While Santana became the most famous Latino rocker, Little Joe Hernandez may provide the best example of the path between Ritchie Valens and the more full integration of Latino music in rock and roll. Little Joe (José María de Léon Hernández) was born in Texas in 1940. He left school to work in the cotton fields at twelve and joined his cousin's band, The Latinaires, at thirteen. By the time he was nineteen, the band was his, and they were recording Tejano music with Buena Suerte Records. But Little Joe wanted to reach a larger audience, so he formed an English only label, Good Luck Records, to release songs like "If I Could Turn Back the Hands of Time."
But by the end of the 1960s, Little Joe had been inspired by the Chicano Movement, a movement that aimed to cultivate Chicano identity and advance a series of political, social, and cultural objectives. Little Joe's band dumped their Motown matching tuxedos and changed their name to Little Joe y La Familia. They abandoned their two-pronged approach to the market and developed a sound that was more thoroughly Latino. Little Joe also embraced some of the political objectives of the Chicano Movement. He marched alongside César Chávez in support of United Farm Workers, and in 1972 he gave the striking agricultural workers an anthem with "Las Nubes."
Ritchie Valens was only seventeen when he burst on to the scene and only seventeen when he died.
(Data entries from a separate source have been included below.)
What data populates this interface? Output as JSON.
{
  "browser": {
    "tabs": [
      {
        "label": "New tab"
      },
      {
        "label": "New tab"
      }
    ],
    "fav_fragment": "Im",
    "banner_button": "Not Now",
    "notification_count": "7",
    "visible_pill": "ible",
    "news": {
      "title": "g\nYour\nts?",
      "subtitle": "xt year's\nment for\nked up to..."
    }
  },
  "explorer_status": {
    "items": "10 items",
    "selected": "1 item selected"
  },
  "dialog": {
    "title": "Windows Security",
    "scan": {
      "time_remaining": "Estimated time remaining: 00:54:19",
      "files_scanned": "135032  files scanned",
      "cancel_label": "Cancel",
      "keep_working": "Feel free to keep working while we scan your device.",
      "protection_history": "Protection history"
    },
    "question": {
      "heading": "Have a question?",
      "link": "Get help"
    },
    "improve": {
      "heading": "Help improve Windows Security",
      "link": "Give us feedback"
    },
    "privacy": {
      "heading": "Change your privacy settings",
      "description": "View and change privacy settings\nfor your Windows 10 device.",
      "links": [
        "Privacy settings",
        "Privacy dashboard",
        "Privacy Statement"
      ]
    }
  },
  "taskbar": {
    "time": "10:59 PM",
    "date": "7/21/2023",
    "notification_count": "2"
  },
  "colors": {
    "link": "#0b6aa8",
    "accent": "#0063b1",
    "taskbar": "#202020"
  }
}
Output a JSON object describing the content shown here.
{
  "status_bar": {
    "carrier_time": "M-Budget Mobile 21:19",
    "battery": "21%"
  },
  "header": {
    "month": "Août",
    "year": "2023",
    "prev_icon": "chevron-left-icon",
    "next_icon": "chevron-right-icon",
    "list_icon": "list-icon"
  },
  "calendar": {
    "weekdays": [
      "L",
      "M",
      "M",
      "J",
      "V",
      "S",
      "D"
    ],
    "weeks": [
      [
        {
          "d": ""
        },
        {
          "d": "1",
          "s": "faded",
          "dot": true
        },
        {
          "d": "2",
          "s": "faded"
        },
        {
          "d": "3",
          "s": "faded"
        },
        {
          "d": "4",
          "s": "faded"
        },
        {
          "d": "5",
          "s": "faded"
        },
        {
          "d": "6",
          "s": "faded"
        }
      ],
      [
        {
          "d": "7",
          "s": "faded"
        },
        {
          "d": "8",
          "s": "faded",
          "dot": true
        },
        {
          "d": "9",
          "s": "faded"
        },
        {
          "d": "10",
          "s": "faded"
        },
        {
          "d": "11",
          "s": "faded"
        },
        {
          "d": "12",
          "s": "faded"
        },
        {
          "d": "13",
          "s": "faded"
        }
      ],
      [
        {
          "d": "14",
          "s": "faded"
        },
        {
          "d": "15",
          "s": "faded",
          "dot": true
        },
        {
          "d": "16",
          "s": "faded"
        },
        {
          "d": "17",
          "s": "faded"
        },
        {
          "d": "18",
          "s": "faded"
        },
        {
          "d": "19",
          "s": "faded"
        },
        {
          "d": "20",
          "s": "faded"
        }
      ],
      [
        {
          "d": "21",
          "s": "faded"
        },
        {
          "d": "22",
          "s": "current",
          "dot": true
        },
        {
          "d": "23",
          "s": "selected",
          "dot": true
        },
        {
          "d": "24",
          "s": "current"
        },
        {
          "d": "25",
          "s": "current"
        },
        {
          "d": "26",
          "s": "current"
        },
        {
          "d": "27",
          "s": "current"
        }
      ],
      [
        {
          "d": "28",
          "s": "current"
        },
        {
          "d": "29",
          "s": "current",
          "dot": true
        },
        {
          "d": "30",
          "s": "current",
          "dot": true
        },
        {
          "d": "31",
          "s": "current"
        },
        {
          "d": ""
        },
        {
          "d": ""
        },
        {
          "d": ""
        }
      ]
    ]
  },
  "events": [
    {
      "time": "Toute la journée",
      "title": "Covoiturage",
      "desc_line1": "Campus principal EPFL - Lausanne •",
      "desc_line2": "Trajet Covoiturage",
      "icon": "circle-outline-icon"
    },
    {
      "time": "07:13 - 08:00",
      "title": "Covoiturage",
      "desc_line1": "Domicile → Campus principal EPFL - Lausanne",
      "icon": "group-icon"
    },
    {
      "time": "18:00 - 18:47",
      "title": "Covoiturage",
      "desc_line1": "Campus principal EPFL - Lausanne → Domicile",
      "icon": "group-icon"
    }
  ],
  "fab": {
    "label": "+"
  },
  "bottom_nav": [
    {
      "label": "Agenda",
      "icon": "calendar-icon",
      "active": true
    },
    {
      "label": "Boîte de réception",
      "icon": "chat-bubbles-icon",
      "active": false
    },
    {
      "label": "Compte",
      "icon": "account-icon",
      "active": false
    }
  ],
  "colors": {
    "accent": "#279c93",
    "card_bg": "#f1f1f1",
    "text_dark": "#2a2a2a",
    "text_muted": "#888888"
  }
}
He may have been too young to fully appreciate the importance of his rock and roll success. He told his manager, Bob Keane, that his greatest goal was to buy his hard-working mother a house, and shortly before he died he achieved that goal. But Valens also accomplished something much greater, something that he may not have even known he was doing. He cracked open rock and roll's door for a growing part of the American populace. He provided a role model for aspiring Latino musicians and taught them that success in the rock and roll mainstream could be achieved by incorporating, not obscuring, their Latino roots. It would be another decade before these young musicians fully embraced this lesson, but it may have been even longer had Valens not been there to first point the way.